Moses had implemented his father-in-law’s recommended system of delegation and would, in the very next chapter, say to God in light of yet another heavy encounter with life:
Why have You dealt ill with Your servant, and why have I not enjoyed Your favor, that You have laid the burden of all this people upon me? Did I conceive this entire people, did I bear them, that You should say to me, ‘Carry them in your bosom as a nurse carries an infant,’ to the land that You have promised on oath to their fathers? Where am I to get meat to give to this entire people, when they whine before me and say, ‘Give us meat to eat!’ I cannot carry this entire people by myself, for it is too much for me. If You would deal thus with me, kill me rather, I beg You, and let me see no more of my wretchedness!'” (Num. 11:11-15)

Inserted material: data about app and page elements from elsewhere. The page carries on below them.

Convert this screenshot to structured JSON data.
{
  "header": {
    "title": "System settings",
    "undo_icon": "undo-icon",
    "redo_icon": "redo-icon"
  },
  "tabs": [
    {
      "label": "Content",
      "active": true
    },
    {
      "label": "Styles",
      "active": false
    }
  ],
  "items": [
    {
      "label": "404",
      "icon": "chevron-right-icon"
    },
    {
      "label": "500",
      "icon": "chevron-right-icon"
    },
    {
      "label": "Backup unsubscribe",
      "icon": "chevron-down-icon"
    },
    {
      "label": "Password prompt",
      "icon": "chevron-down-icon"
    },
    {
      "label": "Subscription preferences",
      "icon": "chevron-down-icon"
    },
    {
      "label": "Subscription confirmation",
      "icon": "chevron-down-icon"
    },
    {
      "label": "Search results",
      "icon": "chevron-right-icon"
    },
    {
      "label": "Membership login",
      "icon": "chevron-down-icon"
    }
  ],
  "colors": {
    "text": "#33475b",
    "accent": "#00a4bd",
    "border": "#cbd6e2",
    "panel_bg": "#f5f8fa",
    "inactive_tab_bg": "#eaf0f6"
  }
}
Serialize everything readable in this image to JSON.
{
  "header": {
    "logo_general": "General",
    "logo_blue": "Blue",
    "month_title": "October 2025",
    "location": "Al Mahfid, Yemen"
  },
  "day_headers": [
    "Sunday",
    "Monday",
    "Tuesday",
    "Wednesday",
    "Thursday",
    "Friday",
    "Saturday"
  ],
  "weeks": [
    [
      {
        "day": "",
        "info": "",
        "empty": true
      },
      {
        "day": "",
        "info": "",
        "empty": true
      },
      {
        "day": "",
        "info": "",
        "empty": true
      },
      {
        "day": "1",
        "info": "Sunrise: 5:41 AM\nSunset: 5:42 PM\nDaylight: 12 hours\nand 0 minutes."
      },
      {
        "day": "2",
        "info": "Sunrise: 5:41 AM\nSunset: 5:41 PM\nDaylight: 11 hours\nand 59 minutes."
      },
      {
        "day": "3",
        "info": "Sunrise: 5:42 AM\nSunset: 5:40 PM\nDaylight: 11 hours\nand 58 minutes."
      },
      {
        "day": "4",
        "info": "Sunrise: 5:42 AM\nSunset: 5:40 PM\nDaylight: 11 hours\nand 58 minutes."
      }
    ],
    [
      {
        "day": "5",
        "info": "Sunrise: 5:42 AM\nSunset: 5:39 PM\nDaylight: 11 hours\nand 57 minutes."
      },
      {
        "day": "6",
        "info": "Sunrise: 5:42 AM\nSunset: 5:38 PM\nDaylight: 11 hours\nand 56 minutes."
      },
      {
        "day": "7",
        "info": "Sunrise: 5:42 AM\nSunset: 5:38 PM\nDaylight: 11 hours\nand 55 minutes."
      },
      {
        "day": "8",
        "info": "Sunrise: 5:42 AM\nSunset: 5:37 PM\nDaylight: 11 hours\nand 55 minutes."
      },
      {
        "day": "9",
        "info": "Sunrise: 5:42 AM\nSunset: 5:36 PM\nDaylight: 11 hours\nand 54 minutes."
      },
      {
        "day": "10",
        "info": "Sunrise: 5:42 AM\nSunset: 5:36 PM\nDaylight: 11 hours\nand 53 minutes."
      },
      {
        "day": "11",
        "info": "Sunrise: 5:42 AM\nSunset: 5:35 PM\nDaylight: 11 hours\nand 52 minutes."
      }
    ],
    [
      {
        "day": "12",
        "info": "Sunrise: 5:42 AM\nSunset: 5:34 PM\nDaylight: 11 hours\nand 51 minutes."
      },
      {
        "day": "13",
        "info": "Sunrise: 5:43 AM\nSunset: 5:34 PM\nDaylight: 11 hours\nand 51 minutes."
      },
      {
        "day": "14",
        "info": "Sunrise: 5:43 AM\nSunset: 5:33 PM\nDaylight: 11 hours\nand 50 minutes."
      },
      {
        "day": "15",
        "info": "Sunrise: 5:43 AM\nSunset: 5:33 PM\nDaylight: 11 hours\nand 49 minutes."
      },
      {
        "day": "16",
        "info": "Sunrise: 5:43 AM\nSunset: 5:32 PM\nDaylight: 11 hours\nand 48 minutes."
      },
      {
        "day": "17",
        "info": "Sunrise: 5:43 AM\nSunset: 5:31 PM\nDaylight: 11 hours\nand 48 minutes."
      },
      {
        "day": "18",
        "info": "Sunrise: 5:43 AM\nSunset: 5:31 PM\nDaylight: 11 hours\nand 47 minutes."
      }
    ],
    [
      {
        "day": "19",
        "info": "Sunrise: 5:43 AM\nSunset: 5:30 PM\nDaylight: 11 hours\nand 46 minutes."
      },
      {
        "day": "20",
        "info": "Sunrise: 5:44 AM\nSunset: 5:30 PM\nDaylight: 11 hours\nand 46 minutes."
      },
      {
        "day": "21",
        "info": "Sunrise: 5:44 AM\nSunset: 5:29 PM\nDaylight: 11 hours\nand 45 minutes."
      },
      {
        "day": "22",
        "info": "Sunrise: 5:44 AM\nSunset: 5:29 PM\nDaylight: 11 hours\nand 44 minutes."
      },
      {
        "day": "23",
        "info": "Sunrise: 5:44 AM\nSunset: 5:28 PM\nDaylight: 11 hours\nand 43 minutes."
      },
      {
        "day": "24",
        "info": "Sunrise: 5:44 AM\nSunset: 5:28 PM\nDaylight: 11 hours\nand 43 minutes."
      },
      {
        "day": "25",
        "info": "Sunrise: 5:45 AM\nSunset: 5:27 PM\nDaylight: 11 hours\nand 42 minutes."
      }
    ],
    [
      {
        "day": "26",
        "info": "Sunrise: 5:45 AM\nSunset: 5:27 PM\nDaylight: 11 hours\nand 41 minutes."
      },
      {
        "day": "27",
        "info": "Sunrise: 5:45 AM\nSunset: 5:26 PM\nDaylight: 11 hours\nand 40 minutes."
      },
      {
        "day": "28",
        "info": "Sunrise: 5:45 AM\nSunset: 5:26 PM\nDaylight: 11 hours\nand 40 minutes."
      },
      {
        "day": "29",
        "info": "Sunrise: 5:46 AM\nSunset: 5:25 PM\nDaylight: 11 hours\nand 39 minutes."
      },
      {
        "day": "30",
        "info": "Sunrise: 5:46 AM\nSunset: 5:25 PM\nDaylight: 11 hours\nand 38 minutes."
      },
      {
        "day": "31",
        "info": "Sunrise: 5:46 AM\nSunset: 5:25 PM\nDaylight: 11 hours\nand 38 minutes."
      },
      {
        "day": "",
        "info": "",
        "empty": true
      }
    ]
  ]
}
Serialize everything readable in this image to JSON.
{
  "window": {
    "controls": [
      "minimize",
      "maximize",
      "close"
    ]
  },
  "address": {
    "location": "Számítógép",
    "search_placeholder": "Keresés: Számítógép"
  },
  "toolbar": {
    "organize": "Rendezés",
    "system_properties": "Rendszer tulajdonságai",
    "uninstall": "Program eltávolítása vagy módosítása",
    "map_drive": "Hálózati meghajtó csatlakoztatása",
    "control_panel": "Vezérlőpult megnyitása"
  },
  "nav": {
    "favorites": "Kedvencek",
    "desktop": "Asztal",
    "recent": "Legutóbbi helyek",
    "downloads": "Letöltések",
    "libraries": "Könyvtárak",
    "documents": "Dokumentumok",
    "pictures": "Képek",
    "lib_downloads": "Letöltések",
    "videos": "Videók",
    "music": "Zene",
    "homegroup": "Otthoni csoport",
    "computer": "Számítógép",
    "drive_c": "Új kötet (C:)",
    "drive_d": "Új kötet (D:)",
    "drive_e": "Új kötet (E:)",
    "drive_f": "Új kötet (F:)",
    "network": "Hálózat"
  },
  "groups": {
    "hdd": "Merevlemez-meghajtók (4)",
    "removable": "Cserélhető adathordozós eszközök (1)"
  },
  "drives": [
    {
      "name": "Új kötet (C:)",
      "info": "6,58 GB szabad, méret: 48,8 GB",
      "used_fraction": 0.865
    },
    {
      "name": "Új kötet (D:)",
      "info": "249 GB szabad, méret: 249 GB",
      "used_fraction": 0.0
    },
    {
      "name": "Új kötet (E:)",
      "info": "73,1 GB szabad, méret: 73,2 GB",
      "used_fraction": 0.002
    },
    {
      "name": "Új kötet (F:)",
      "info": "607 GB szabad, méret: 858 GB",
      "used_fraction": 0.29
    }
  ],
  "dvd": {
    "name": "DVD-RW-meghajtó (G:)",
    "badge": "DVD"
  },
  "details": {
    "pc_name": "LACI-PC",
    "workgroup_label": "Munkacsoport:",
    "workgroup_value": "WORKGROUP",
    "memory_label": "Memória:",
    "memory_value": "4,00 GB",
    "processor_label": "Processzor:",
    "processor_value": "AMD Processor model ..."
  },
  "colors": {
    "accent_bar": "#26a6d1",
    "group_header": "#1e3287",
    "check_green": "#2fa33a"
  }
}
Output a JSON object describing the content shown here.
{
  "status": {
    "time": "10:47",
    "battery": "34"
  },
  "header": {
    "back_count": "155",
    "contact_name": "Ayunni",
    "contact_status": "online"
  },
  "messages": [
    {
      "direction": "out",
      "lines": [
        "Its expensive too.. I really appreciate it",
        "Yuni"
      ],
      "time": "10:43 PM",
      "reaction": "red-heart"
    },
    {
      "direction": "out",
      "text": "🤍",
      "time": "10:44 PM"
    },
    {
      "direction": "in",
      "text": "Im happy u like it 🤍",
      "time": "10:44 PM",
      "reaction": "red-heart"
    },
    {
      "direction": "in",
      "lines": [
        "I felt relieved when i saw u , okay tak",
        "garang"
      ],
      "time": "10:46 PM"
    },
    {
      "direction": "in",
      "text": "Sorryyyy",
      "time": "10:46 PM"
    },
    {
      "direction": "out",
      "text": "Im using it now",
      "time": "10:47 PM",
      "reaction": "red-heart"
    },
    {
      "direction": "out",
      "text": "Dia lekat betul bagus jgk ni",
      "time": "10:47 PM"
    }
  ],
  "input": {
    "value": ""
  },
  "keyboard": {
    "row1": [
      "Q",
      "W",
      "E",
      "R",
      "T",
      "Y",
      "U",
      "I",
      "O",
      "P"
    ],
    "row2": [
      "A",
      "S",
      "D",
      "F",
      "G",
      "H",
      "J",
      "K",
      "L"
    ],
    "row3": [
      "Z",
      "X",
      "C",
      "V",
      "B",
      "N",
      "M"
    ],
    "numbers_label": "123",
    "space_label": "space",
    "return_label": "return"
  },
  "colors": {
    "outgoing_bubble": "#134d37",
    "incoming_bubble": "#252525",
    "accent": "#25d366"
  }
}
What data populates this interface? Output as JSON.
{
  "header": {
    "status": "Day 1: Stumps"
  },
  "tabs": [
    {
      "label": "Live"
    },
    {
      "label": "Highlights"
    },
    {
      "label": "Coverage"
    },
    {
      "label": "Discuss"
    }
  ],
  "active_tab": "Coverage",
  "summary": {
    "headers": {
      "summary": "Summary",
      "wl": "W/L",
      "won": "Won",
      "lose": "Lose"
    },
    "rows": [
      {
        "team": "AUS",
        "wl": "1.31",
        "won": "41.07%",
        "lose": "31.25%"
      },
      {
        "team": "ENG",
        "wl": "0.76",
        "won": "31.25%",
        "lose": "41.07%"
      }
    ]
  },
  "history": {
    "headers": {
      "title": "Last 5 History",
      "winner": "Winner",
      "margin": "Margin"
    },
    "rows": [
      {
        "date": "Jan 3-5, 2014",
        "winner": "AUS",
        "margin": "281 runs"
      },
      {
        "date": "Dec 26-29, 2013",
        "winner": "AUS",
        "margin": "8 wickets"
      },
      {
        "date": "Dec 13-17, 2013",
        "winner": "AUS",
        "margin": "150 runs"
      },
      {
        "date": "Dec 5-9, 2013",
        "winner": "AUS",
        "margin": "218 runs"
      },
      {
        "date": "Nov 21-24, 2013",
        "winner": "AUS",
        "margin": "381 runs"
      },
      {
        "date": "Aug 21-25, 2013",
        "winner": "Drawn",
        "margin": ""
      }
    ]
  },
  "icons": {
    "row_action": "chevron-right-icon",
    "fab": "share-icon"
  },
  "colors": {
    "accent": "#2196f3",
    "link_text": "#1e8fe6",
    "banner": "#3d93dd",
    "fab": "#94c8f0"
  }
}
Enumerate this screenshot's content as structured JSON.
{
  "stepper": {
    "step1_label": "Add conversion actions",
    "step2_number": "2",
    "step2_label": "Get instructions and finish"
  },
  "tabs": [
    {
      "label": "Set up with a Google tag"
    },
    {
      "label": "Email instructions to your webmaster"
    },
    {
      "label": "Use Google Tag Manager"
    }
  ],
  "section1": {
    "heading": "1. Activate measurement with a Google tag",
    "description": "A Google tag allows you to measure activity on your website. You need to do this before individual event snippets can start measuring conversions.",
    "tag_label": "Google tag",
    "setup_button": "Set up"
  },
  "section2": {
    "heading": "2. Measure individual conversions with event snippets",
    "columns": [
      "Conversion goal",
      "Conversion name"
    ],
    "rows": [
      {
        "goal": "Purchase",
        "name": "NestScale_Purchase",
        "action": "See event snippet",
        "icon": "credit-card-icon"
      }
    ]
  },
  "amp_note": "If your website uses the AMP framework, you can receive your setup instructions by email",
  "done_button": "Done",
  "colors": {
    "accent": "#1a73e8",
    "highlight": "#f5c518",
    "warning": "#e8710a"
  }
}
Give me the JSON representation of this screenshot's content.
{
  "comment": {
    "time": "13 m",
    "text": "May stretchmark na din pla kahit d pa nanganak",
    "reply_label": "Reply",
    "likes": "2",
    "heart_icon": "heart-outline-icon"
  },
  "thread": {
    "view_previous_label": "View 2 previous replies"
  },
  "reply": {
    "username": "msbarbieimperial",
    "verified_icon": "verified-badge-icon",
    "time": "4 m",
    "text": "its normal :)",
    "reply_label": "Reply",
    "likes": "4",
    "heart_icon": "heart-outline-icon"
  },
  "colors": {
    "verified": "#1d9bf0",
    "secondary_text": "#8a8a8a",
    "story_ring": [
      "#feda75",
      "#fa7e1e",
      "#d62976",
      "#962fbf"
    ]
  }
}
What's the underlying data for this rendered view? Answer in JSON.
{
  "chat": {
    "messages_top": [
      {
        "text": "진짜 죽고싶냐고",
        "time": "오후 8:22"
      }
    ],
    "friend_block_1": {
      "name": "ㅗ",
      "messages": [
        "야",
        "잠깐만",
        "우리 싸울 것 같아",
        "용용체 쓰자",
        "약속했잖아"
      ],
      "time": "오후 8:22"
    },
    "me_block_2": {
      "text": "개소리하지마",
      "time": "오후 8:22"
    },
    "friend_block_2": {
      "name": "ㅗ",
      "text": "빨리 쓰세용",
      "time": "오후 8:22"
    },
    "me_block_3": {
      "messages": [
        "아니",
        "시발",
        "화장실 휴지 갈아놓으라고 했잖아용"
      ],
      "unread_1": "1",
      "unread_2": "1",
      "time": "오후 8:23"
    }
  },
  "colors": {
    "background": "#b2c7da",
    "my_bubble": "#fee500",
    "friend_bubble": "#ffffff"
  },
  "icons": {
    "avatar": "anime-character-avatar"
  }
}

Intense. And that is the point, is it not? The distance implied in Moses’ reliance upon his father-in-law’s observations would, in some sense, be a denial of the unique conduit-role he was called to be. It is no easy task to serve as a conduit. No wonder Chovav is so dear to Moses. But while having partners with which to unburden is crucial, those partners are there as “presences”, similar to the role Jewish tradition teaches us to assume in a Shiva home. Partners do not serve as eyes or mouths, filling the space in an effort to answer a palpable need – partners serve as ears and shoulders, granting the space for healing, processing, and self-expression. To be intimately involved in the struggles of life is hard. And correct. And worth sharing with awareness and sensitivity.
Rabbi Chanin taught two thousand years ago that a “judge only has that which [she] sees with [her] own eyes. (TB Sanhedrin 6b)” When we are the ones struggling, we need to find our own path. We must have confidence that we can own our mistakes. And when we are in the position to offer advice, we must remember that we can’t always make it better – we simply show up and care. To try to traverse someone else’s journey for them is to forget what it was to be on our own. Holding back wisdom can also be a rare and precious gift, the gift of self-regulation and self-reliance.
The Haftarah for BeHa’alotecha offers a fitting testimony to this idea. It speaks of the prophet Zecharia’s vision of a Menorah. In it, we read:
“And the angel that spoke with me returned, and waked me, as a man that is wakened out of his sleep. And the angel said unto me: ‘What did you see?’ And I said: ‘I saw a candlestick all of gold, with a bowl upon the top of it, and its seven lamps; there are seven pipes to the lamps which are upon the top; and two olive-trees by it, one upon the right side of the bowl, and the other upon the left side.’ And I answered and spoke to the angel that spoke with me, saying: ‘What does this mean, my lord?’ Then the angel that spoke with me answered and said unto me: ‘Do you not know what these mean?’ And I said: ‘No, my lord.’ (Zech. 4:1-5)
The prophet awakens with clear vision as to what he saw, but does not understand what it means. What is the illumination of the Menorah for? he asks the Angel. And the angel hesitates before answering. This holy hesitation is the beginning of wisdom, as we read just five verses later of the branches of the Menorah, that “these seven are the eyes of Adonai that run to and fro through the whole earth. (Zech. 4:10)”
The radiance of the world itself is God’s very eyes, encouraging every one of us to seek our particular path by its light.